▸ **App and web page records**

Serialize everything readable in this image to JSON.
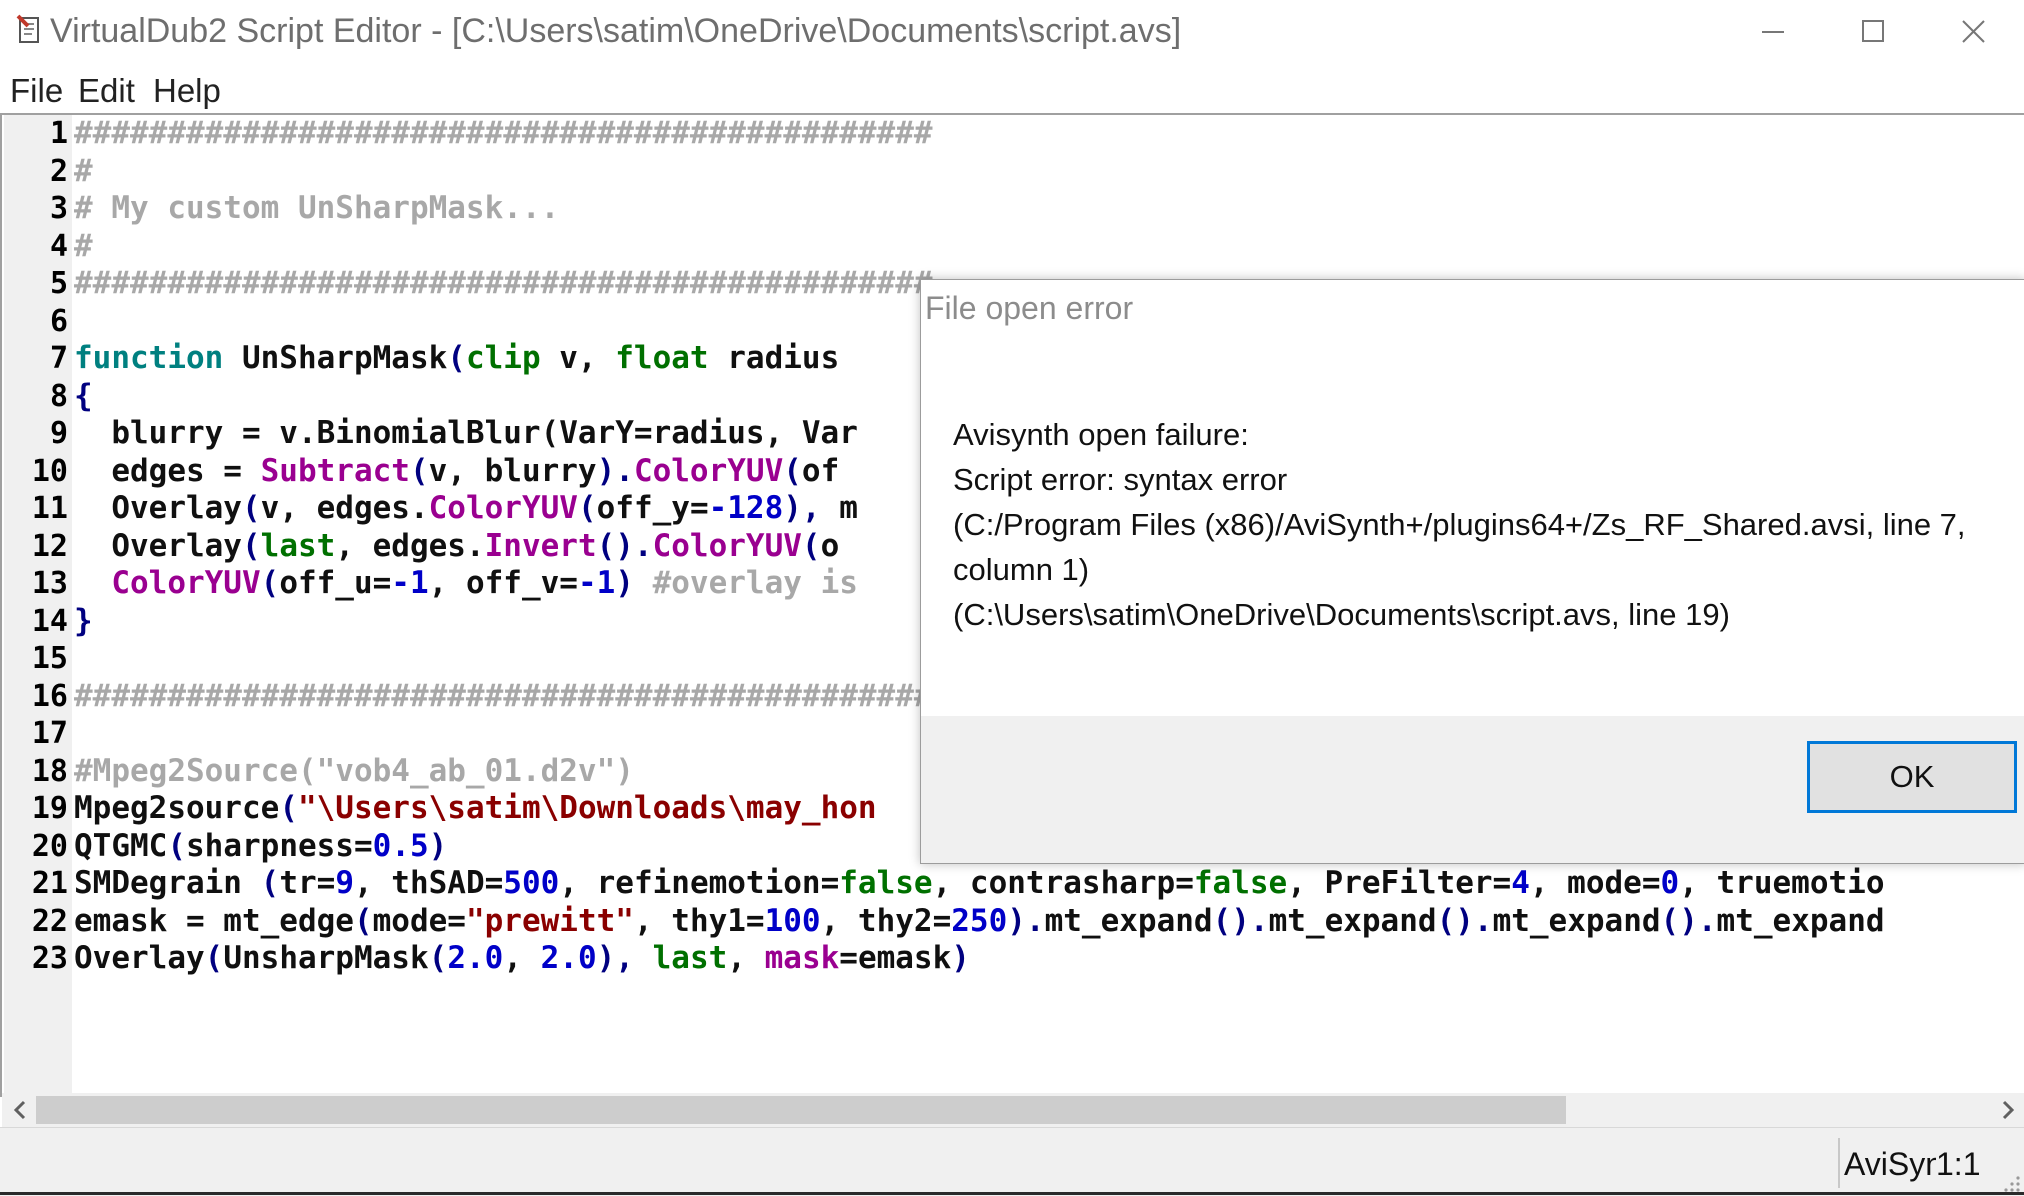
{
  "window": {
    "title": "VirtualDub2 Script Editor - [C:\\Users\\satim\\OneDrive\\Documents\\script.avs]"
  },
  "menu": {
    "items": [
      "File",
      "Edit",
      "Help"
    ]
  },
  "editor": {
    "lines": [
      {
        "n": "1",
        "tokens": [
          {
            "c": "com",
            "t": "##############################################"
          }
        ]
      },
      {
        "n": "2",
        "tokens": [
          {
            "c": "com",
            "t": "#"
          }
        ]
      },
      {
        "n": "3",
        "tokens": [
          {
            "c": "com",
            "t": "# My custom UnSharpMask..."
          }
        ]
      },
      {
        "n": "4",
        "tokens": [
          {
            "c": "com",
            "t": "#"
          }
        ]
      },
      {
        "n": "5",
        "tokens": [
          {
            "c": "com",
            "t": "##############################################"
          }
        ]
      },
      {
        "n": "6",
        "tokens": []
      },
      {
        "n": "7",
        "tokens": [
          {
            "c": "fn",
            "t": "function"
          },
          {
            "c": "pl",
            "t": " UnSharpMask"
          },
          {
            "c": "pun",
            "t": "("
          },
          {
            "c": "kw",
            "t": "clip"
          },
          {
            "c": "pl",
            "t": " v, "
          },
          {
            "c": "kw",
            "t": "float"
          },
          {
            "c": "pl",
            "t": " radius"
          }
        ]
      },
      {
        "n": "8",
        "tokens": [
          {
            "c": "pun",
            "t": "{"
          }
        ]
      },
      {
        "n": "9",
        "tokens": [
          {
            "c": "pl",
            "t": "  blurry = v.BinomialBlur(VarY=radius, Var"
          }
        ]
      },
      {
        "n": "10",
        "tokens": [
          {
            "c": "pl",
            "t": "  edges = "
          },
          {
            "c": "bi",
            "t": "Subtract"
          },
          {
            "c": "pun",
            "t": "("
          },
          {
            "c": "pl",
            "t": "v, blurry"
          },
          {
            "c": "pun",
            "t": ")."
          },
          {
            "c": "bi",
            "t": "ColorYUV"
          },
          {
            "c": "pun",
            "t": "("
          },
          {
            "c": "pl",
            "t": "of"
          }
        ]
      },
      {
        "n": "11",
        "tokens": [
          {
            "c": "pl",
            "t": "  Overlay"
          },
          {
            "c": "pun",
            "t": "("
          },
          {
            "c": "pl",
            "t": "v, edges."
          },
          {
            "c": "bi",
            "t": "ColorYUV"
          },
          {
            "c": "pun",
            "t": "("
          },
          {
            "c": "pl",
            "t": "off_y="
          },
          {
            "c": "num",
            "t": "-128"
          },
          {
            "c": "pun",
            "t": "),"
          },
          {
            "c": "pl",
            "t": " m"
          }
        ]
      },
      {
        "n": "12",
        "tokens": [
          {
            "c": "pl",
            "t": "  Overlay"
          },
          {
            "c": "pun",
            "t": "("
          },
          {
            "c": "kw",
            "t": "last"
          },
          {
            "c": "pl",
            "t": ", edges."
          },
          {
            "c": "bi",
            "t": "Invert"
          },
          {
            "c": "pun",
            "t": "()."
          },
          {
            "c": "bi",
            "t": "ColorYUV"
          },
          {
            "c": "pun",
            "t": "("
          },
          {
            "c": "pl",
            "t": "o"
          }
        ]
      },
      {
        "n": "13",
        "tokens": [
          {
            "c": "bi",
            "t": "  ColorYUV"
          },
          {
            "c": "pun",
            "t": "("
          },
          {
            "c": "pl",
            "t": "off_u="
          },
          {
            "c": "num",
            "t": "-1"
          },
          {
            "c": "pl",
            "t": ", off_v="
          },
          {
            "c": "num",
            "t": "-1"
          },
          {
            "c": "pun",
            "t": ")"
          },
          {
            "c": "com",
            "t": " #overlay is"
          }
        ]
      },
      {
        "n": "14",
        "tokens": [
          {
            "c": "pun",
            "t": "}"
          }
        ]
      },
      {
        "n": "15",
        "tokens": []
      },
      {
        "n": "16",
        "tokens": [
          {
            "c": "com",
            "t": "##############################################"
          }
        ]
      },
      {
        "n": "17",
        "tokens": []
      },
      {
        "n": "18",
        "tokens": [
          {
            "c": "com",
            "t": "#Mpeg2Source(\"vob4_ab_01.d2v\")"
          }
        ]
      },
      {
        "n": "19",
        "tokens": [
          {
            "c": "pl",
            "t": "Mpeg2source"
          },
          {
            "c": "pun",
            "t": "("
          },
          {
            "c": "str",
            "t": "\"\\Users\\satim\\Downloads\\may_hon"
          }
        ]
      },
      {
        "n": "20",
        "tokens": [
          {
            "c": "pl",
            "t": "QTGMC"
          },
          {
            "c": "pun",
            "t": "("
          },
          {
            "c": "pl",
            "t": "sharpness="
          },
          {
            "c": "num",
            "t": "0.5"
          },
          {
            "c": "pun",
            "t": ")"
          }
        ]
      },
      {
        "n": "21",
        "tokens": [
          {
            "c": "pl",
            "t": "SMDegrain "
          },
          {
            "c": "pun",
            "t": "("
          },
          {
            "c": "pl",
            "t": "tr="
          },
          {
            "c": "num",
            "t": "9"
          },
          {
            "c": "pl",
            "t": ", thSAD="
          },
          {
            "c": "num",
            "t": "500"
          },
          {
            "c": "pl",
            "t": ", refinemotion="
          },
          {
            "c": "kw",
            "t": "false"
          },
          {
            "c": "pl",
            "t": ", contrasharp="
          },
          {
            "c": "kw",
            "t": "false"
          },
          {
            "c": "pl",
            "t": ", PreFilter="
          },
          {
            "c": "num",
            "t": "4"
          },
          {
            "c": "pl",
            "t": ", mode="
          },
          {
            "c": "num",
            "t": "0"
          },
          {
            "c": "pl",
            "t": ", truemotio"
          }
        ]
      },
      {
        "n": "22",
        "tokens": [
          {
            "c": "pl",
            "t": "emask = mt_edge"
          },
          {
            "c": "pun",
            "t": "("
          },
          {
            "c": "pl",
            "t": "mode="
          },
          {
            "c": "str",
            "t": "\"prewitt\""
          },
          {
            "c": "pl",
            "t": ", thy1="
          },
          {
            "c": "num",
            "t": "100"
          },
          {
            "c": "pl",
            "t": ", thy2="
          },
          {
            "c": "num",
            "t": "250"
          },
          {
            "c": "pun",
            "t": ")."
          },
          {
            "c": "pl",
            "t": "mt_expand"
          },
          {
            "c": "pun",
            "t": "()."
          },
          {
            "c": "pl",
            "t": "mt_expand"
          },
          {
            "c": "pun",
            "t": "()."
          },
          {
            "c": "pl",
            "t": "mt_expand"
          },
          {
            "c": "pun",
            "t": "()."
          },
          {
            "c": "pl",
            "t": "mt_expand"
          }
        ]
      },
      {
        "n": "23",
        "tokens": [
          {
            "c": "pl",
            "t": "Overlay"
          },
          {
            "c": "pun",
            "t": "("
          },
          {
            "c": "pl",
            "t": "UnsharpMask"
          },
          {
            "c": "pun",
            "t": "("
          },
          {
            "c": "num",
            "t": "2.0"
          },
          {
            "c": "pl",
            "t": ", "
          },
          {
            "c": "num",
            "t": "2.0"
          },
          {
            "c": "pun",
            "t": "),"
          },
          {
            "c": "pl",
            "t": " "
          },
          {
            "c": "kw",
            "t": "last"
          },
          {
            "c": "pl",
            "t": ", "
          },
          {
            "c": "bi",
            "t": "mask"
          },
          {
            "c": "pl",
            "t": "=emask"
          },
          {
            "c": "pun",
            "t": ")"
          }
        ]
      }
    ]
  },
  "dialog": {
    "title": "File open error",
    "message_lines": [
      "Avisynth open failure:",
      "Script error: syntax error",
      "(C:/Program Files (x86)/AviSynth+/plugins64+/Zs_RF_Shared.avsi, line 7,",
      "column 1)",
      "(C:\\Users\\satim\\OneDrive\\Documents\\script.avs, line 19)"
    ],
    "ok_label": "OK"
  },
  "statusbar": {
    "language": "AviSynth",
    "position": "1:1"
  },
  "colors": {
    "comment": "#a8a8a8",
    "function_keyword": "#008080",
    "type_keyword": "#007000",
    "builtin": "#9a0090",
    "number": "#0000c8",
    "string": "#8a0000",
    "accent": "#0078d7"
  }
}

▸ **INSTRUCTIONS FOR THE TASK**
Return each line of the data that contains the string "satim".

▸ **PROBLEM SOLUTION**
    "title": "VirtualDub2 Script Editor - [C:\\Users\\satim\\OneDrive\\Documents\\script.avs]"
            "t": "\"\\Users\\satim\\Downloads\\may_hon"
      "(C:\\Users\\satim\\OneDrive\\Documents\\script.avs, line 19)"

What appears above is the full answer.